 Lease liability            199,773           104,762                   -  

Initial journal entry to record lease:

         Debit ROU  $285,498

               Credit lease liability   <$285,498>

 

The subsequent entries in Year 1 will be:

       Debit interest expense         $14,275

               Credit lease liability                         <$14,275>

       Debit amortization expense  $95,166

               Credit ROU Asset                             <$95,166>

       Debit lease liability                  $100,000

               Credit cash                                     <$100,000> (lease payment made in Year 1)

Transition Methods

There are two methods by which an entity may transition to ASC 842:

  • Modified Retrospective Method: An entity applies the transition guidance in ASC 842 as of the beginning of the earliest period presented in the financial statements in which it adopts ASC 842. With this method, a cumulative-effect adjustment is recorded to retained earnings as of the beginning of the earliest period presented.
  • Current-Period Adjustment Method: An entity applies ASC 842 as of the beginning of the period in which it adopts the new standard. With this method, a cumulative-effect adjustment is recorded to retained earnings as of the beginning of the period in which ASC 842 is adopted.

Transition Disclosures

For financial statements under ASC 842, entities must provide the disclosures required for a change in accounting principle per ASC 250. The one exception is that an entity is not required to disclose the effect of the change on each financial statement line item presented for the current period or for prior periods that are retrospectively adjusted.

For example, an entity adopting the new standard on January 1, 2022, would not be required to disclose the potential results from 2022 under legacy GAAP or the incremental impact of applying ASC 842 to the prior comparative periods if the entity is using the modified retrospective method.
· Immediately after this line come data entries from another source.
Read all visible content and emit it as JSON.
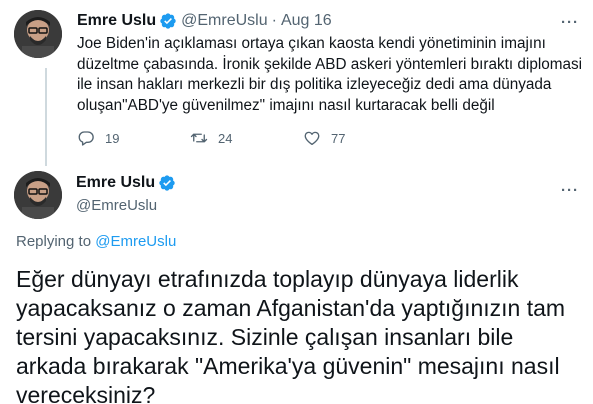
{
  "reply_tweet": {
    "author_name": "Emre Uslu",
    "author_handle": "@EmreUslu",
    "separator": "·",
    "date": "Aug 16",
    "more_label": "···",
    "text": "Joe Biden'in açıklaması ortaya çıkan kaosta kendi yönetiminin imajını düzeltme çabasında. İronik şekilde ABD askeri yöntemleri bıraktı diplomasi ile insan hakları merkezli bir dış politika izleyeceğiz dedi ama dünyada oluşan\"ABD'ye güvenilmez\" imajını nasıl kurtaracak belli değil",
    "reply_count": "19",
    "retweet_count": "24",
    "like_count": "77"
  },
  "main_tweet": {
    "author_name": "Emre Uslu",
    "author_handle": "@EmreUslu",
    "more_label": "···",
    "replying_prefix": "Replying to ",
    "replying_to": "@EmreUslu",
    "text": "Eğer dünyayı etrafınızda toplayıp dünyaya liderlik yapacaksanız o zaman Afganistan'da yaptığınızın tam tersini yapacaksınız. Sizinle çalışan insanları bile arkada bırakarak \"Amerika'ya güvenin\" mesajını nasıl vereceksiniz?"
  },
  "colors": {
    "verified": "#1d9bf0",
    "secondary_text": "#536471",
    "link": "#1d9bf0"
  }
}
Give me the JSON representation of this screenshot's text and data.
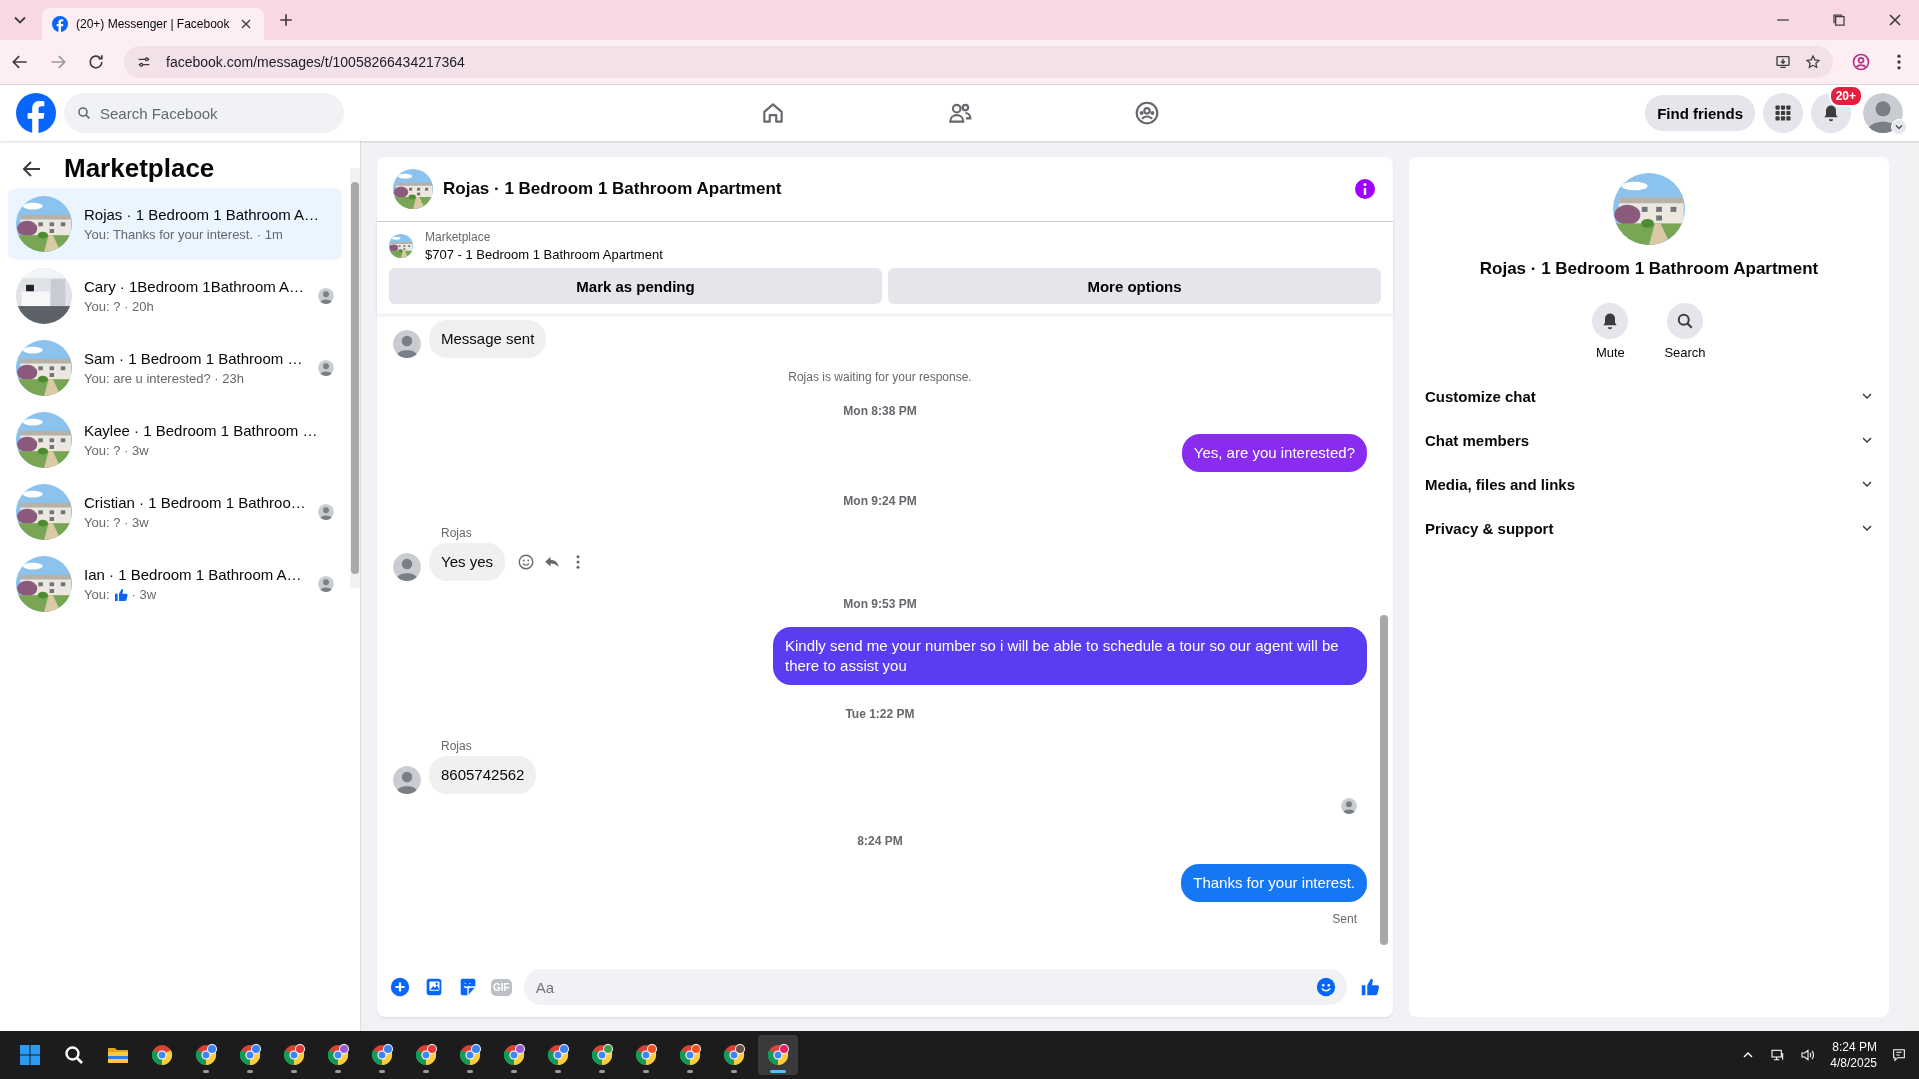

An entity using the current-period adjustment method for transition should disclose the cumulative effect of the change in retained earnings as of the beginning of the period of adoption instead of the beginning of the earliest period presented as required by ASC 250-10-50-1(b)(3).

Disclosures

If your lease does in fact fall under the new lease standard, the following disclosures will need to be included on your organization’s financial statements:

  • Lease costs
  • Other information (e.g., cash paid to determine the lease liability balance)
  • Weighted averages
    • Only comes into play if you have more than one lease
  • Maturity analysis

Practical Expedients

An entity may elect the following practical expedients when applied to leases that commenced before ASC 842’s effective date. These practical expedients must be elected as a package and applied consistently by an entity to all of its leases (including those for which the entity is a lessee or lessor).

  • An entity need not reassess whether any expired or existing contracts are/or contain leases
  • An entity need not reassess the lease classification for any expired or existing leases
  • An entity need not reassess initial direct costs for any existing leases

Recording a Tenant Improvement (TI) Allowance for Leasehold Improvements

Under ASC 842, if a TI allowance is paid to the tenant, the tenant’s ROU asset is reduced, but adds a leasehold improvement asset. For instance, if the tenant received a $50,000 TI allowance from the landlord, the tenant would debit leasehold improvements for $50,000 and credit ROU asset for $50,000.

Need Help?

If you have any questions regarding the new lease standard or how to implement it within your organization, contact us here or call 800.899.4623 with questions.

 

Published December 5, 2022

How to Spot and Prevent Employee Fraud In the Construction Industry

The typical organization loses 5% of its revenues to fraud each year according to the Association of Certified Fraud...

Calculating an Individual’s Lost Earnings and Benefits

Economic damages claimed by individuals in cases arising from personal injury, wrongful death, wrongful employment...